Daniel points out that publishers charge significantly more for a copy of an e-book for the public library than they do for the consumer, making them "by far our most costly of our collection."
"For example you may purchase The Institute by Stephen King for $19 and our e-book copy is $99," she says.
Daniel says that would be fine if the library could circulate it where everyone could have access to it at the same time.
"But e-books are treated like physical items in that it’s one user, one copy," she says. "And most publishers have limitations on the number of times that you can circulate it before you have to purchase the license again."
This makes the electronic collection the most costly of their purchases. But it's a necessity for a 21st century library system, especially during COVID-19, Daniel says.
"We understand it’s the direction that libraries need to go in order to keep up with how public is utilizing resources. For us, it’s an access issue – it may be fine for some people to go and purchase an e-book, for other people that’s a cost barrier."
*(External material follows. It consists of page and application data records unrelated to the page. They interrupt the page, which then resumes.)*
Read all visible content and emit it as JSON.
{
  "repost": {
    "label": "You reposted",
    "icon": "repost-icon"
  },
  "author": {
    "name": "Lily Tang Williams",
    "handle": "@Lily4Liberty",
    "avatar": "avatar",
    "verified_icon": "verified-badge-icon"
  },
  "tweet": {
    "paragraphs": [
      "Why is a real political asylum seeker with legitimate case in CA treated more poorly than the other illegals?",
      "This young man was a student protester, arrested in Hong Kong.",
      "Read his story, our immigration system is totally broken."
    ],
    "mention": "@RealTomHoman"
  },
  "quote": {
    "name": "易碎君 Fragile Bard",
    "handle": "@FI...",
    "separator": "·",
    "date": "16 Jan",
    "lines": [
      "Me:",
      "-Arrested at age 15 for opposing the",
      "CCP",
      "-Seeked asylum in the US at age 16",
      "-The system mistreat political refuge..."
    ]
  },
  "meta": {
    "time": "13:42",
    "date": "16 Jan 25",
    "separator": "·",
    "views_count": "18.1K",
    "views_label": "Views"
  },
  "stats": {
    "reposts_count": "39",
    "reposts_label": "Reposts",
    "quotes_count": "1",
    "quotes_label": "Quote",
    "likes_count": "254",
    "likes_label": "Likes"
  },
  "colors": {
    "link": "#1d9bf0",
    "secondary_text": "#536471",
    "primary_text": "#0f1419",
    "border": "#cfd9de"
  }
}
Before the pandemic, The Pratt, as the system is often called, hosted all kinds of events at its branches every day. Families could play chess with Mr. Dan, go to an author’s discussion, or take a GED class.
But trying to put all this into a virtual environment has been tricky. While the library system purchased numerous online platforms like JOBNOW, which offers live resume help, much of what it offers is done over the internet, and that presents a major problem in a city like Baltimore.
"It becomes an equity issue and an access issue when we’re not able to provide those to the public," Daniel says.
She says she recognizes that many in Baltimore don't have access to household internet service or a device other than their smartphone - which makes using these digital services near impossible.
"It’s really brought light to the digital divide," she says.
A May 2020 Abell Foundation report used data from The American Community Survey from 2016 and 2018. It found that Baltimore ranked 29th out of the 33 cities examined for household internet access.
At the Northwood Branch, Sydney Lemon - who lives close by - says he often brought his nephew here for homework help. They were two of the 1.5 million people who visited The Pratt in person in 2019.
"A lot of people was going to this library before this corona," he says. And now, he sees people standing by the library to use the wifi.
The Northwood Branch is one of the eight branches where The Pratt has expanded its wifi to reach the parking lot and sidewalks.
It’s another makeshift solution libraries have used during the pandemic as they try to figure out how to reach all their customers until they can open their doors.